* RECORDS PROVIDED
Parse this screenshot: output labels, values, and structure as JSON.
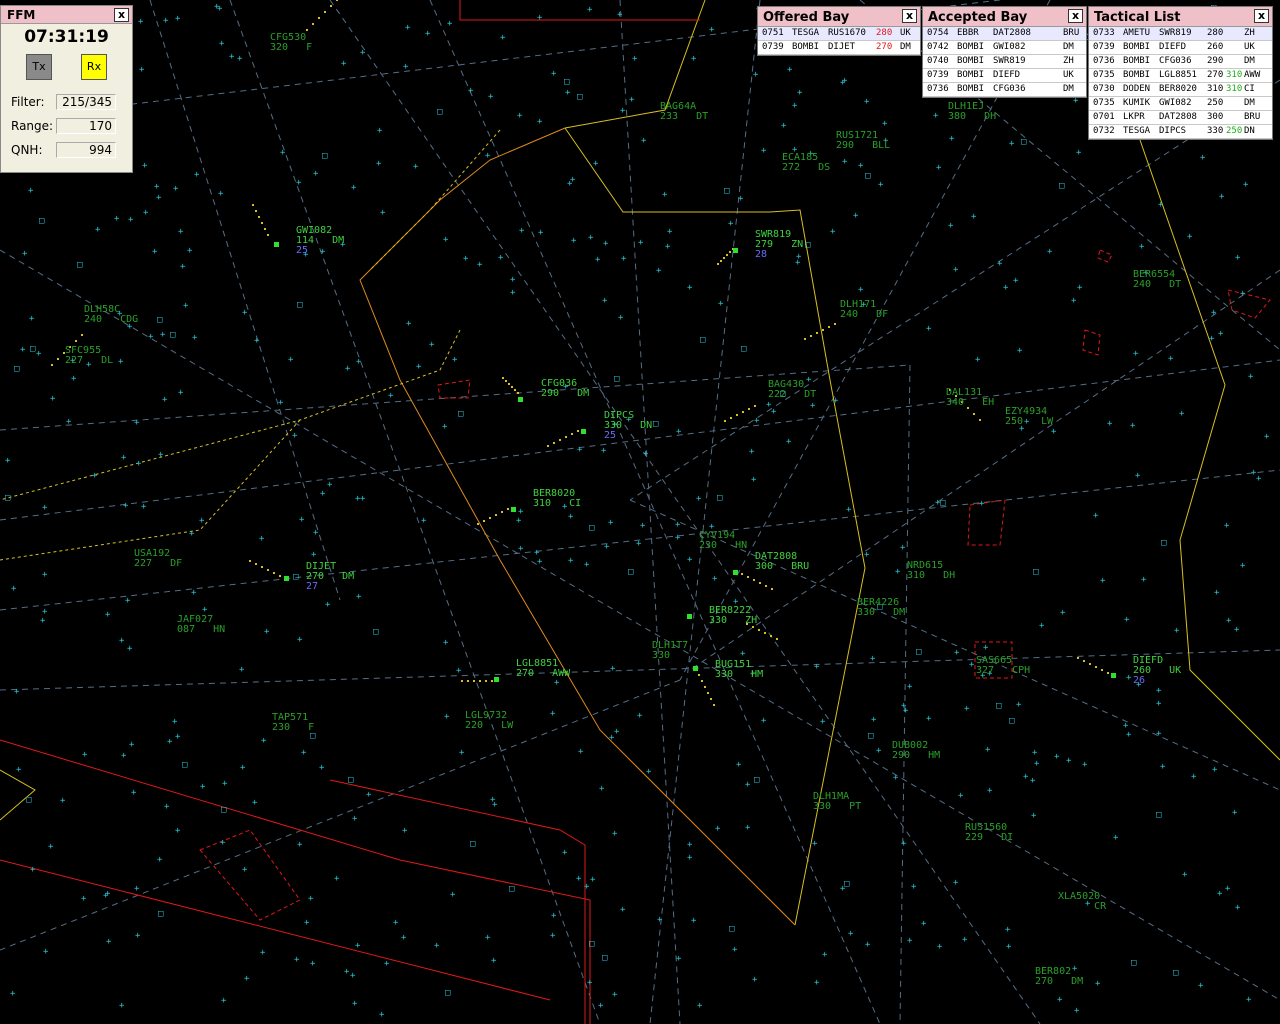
{
  "ffm": {
    "title": "FFM",
    "time": "07:31:19",
    "tx_label": "Tx",
    "rx_label": "Rx",
    "filter_label": "Filter:",
    "filter_value": "215/345",
    "range_label": "Range:",
    "range_value": "170",
    "qnh_label": "QNH:",
    "qnh_value": "994",
    "close": "x"
  },
  "offered": {
    "title": "Offered Bay",
    "close": "x",
    "rows": [
      {
        "id": "0751",
        "a": "TESGA",
        "b": "RUS1670",
        "lvl": "280",
        "sec": "UK"
      },
      {
        "id": "0739",
        "a": "BOMBI",
        "b": "DIJET",
        "lvl": "270",
        "sec": "DM"
      }
    ]
  },
  "accepted": {
    "title": "Accepted Bay",
    "close": "x",
    "rows": [
      {
        "id": "0754",
        "a": "EBBR",
        "b": "DAT2808",
        "lvl": "",
        "sec": "BRU"
      },
      {
        "id": "0742",
        "a": "BOMBI",
        "b": "GWI082",
        "lvl": "",
        "sec": "DM"
      },
      {
        "id": "0740",
        "a": "BOMBI",
        "b": "SWR819",
        "lvl": "",
        "sec": "ZH"
      },
      {
        "id": "0739",
        "a": "BOMBI",
        "b": "DIEFD",
        "lvl": "",
        "sec": "UK"
      },
      {
        "id": "0736",
        "a": "BOMBI",
        "b": "CFG036",
        "lvl": "",
        "sec": "DM"
      }
    ]
  },
  "tactical": {
    "title": "Tactical List",
    "close": "x",
    "rows": [
      {
        "id": "0733",
        "a": "AMETU",
        "b": "SWR819",
        "lvl": "280",
        "cfl": "",
        "sec": "ZH"
      },
      {
        "id": "0739",
        "a": "BOMBI",
        "b": "DIEFD",
        "lvl": "260",
        "cfl": "",
        "sec": "UK"
      },
      {
        "id": "0736",
        "a": "BOMBI",
        "b": "CFG036",
        "lvl": "290",
        "cfl": "",
        "sec": "DM"
      },
      {
        "id": "0735",
        "a": "BOMBI",
        "b": "LGL8851",
        "lvl": "270",
        "cfl": "310",
        "sec": "AWW"
      },
      {
        "id": "0730",
        "a": "DODEN",
        "b": "BER8020",
        "lvl": "310",
        "cfl": "310",
        "sec": "CI"
      },
      {
        "id": "0735",
        "a": "KUMIK",
        "b": "GWI082",
        "lvl": "250",
        "cfl": "",
        "sec": "DM"
      },
      {
        "id": "0701",
        "a": "LKPR",
        "b": "DAT2808",
        "lvl": "300",
        "cfl": "",
        "sec": "BRU"
      },
      {
        "id": "0732",
        "a": "TESGA",
        "b": "DIPCS",
        "lvl": "330",
        "cfl": "250",
        "sec": "DN"
      }
    ]
  },
  "tracks": [
    {
      "cs": "GWI082",
      "lvl": "114",
      "sec": "DM",
      "extra": "25"
    },
    {
      "cs": "SWR819",
      "lvl": "279",
      "sec": "ZN",
      "extra": "28"
    },
    {
      "cs": "CFG036",
      "lvl": "290",
      "sec": "DM",
      "extra": ""
    },
    {
      "cs": "DIPCS",
      "lvl": "330",
      "sec": "DN",
      "extra": "25"
    },
    {
      "cs": "BER8020",
      "lvl": "310",
      "sec": "CI",
      "extra": ""
    },
    {
      "cs": "DAT2808",
      "lvl": "300",
      "sec": "BRU",
      "extra": ""
    },
    {
      "cs": "DIJET",
      "lvl": "270",
      "sec": "DM",
      "extra": "27"
    },
    {
      "cs": "LGL8851",
      "lvl": "270",
      "sec": "AWW",
      "extra": ""
    },
    {
      "cs": "DIEFD",
      "lvl": "260",
      "sec": "UK",
      "extra": "26"
    },
    {
      "cs": "BUG151",
      "lvl": "330",
      "sec": "HM",
      "extra": ""
    },
    {
      "cs": "BER8222",
      "lvl": "330",
      "sec": "ZH",
      "extra": ""
    }
  ],
  "other_labels": [
    {
      "cs": "CFG530",
      "lvl": "320",
      "sec": "F"
    },
    {
      "cs": "BAG64A",
      "lvl": "233",
      "sec": "DT"
    },
    {
      "cs": "RUS1721",
      "lvl": "290",
      "sec": "BLL"
    },
    {
      "cs": "ECA185",
      "lvl": "272",
      "sec": "DS"
    },
    {
      "cs": "DLH1EJ",
      "lvl": "380",
      "sec": "DH"
    },
    {
      "cs": "DLH171",
      "lvl": "240",
      "sec": "DF"
    },
    {
      "cs": "BER6554",
      "lvl": "240",
      "sec": "DT"
    },
    {
      "cs": "DLH58C",
      "lvl": "240",
      "sec": "CDG"
    },
    {
      "cs": "SFC955",
      "lvl": "227",
      "sec": "DL"
    },
    {
      "cs": "BAG430",
      "lvl": "222",
      "sec": "DT"
    },
    {
      "cs": "DAL131",
      "lvl": "340",
      "sec": "EH"
    },
    {
      "cs": "EZY4934",
      "lvl": "250",
      "sec": "LW"
    },
    {
      "cs": "CYV194",
      "lvl": "230",
      "sec": "HN"
    },
    {
      "cs": "NRD615",
      "lvl": "310",
      "sec": "DH"
    },
    {
      "cs": "USA192",
      "lvl": "227",
      "sec": "DF"
    },
    {
      "cs": "JAF027",
      "lvl": "087",
      "sec": "HN"
    },
    {
      "cs": "BER4226",
      "lvl": "330",
      "sec": "DM"
    },
    {
      "cs": "DLH1T7",
      "lvl": "330",
      "sec": ""
    },
    {
      "cs": "SAS665",
      "lvl": "327",
      "sec": "CPH"
    },
    {
      "cs": "TAP571",
      "lvl": "230",
      "sec": "F"
    },
    {
      "cs": "LGL9732",
      "lvl": "220",
      "sec": "LW"
    },
    {
      "cs": "DUB002",
      "lvl": "290",
      "sec": "HM"
    },
    {
      "cs": "DLH1MA",
      "lvl": "330",
      "sec": "PT"
    },
    {
      "cs": "RUS1560",
      "lvl": "229",
      "sec": "DI"
    },
    {
      "cs": "XLA5020",
      "lvl": "",
      "sec": "CR"
    },
    {
      "cs": "BER802",
      "lvl": "270",
      "sec": "DM"
    }
  ],
  "colors": {
    "background": "#000000",
    "label": "#3fd23f",
    "fix": "#29c6d8",
    "sector": "#d8c020",
    "restricted": "#e01818",
    "panel_title": "#f0c0c8"
  }
}
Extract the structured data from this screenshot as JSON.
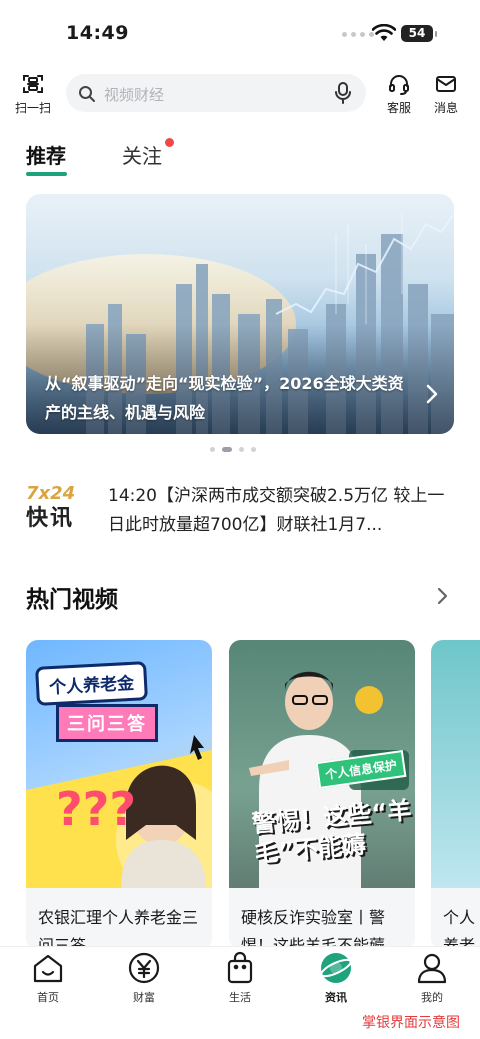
{
  "status_bar": {
    "time": "14:49",
    "battery": "54"
  },
  "top_bar": {
    "scan_label": "扫一扫",
    "search_placeholder": "视频财经",
    "service_label": "客服",
    "message_label": "消息"
  },
  "tabs": [
    {
      "label": "推荐",
      "active": true
    },
    {
      "label": "关注",
      "has_dot": true
    }
  ],
  "banner": {
    "text": "从“叙事驱动”走向“现实检验”，2026全球大类资产的主线、机遇与风险",
    "page_index": 2,
    "page_count": 4
  },
  "flash_news": {
    "logo_top": "7x24",
    "logo_bottom": "快讯",
    "text": "14:20【沪深两市成交额突破2.5万亿 较上一日此时放量超700亿】财联社1月7..."
  },
  "hot_videos": {
    "title": "热门视频",
    "items": [
      {
        "title": "农银汇理个人养老金三问三答",
        "tag1": "个人养老金",
        "tag2": "三问三答"
      },
      {
        "title": "硬核反诈实验室丨警惕！这些羊毛不能薅",
        "banner_tag": "个人信息保护",
        "headline": "警惕！这些“羊毛”不能薅"
      },
      {
        "title": "个人养老金一看就懂"
      }
    ]
  },
  "bottom_nav": [
    {
      "label": "首页"
    },
    {
      "label": "财富"
    },
    {
      "label": "生活"
    },
    {
      "label": "资讯",
      "active": true
    },
    {
      "label": "我的"
    }
  ],
  "watermark": "掌银界面示意图",
  "colors": {
    "accent": "#1fa37c",
    "badge": "#f04848",
    "watermark": "#e53b3b"
  }
}
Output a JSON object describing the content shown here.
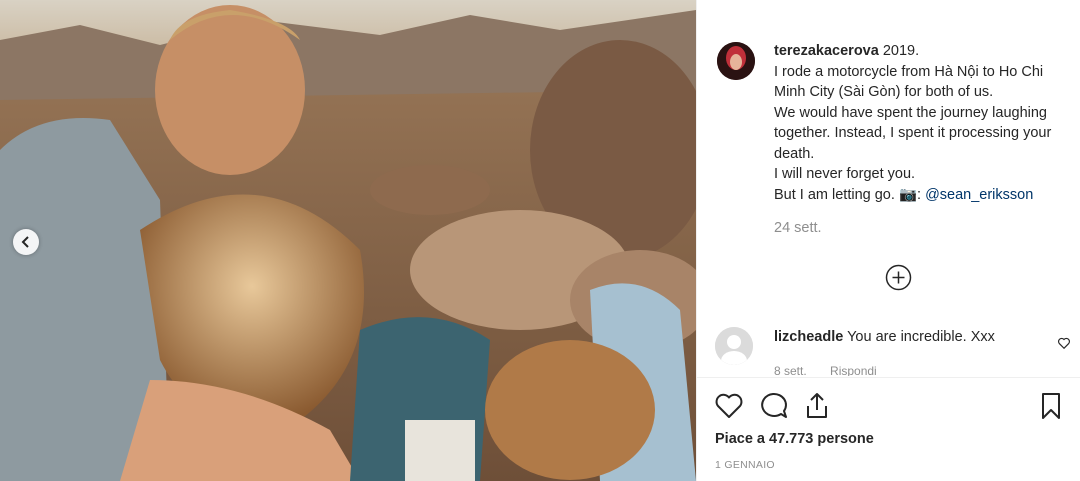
{
  "post": {
    "author": "terezakacerova",
    "caption_lines": [
      "2019.",
      "I rode a motorcycle from Hà Nội to Ho Chi Minh City (Sài Gòn) for both of us.",
      "We would have spent the journey laughing together. Instead, I spent it processing your death.",
      "I will never forget you.",
      "But I am letting go."
    ],
    "camera_emoji": "📷",
    "mention": "@sean_eriksson",
    "time_ago": "24 sett.",
    "likes_text": "Piace a 47.773 persone",
    "date": "1 GENNAIO"
  },
  "comment": {
    "user": "lizcheadle",
    "text": "You are incredible. Xxx",
    "time": "8 sett.",
    "reply": "Rispondi"
  },
  "colors": {
    "text": "#262626",
    "muted": "#8e8e8e",
    "link": "#003569",
    "border": "#efefef"
  },
  "icons": [
    "chevron-left-icon",
    "plus-circle-icon",
    "heart-icon",
    "comment-icon",
    "share-icon",
    "bookmark-icon"
  ]
}
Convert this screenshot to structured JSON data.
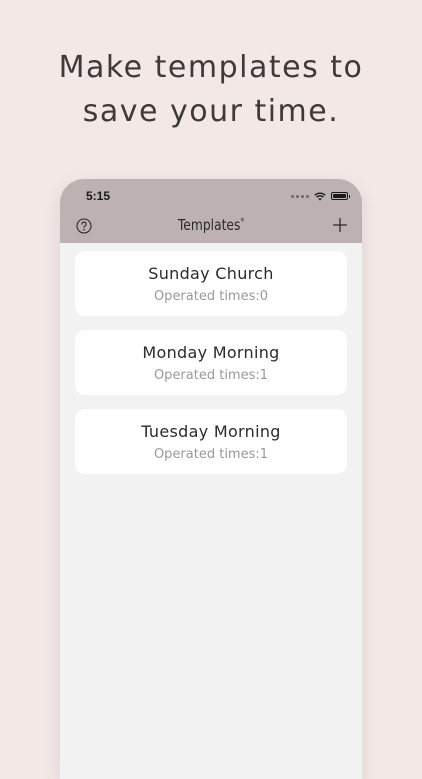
{
  "headline": {
    "line1": "Make templates to",
    "line2": "save your time."
  },
  "status_bar": {
    "time": "5:15"
  },
  "nav": {
    "title": "Templates",
    "title_mark": "*",
    "help_icon": "question-circle-icon",
    "add_icon": "plus-icon"
  },
  "templates": [
    {
      "name": "Sunday Church",
      "operated": "Operated times:0"
    },
    {
      "name": "Monday Morning",
      "operated": "Operated times:1"
    },
    {
      "name": "Tuesday Morning",
      "operated": "Operated times:1"
    }
  ],
  "colors": {
    "page_background": "#f4e8e7",
    "nav_background": "#bdb1b1",
    "list_background": "#f2f2f2",
    "card_background": "#ffffff"
  }
}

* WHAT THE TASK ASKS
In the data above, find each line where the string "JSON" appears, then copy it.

* ANSWER
Parse this screenshot: output labels, values, and structure as JSON.
Extract the structured data from this screenshot as JSON.
Output a JSON object describing the content shown here.
Convert this screenshot to structured JSON data.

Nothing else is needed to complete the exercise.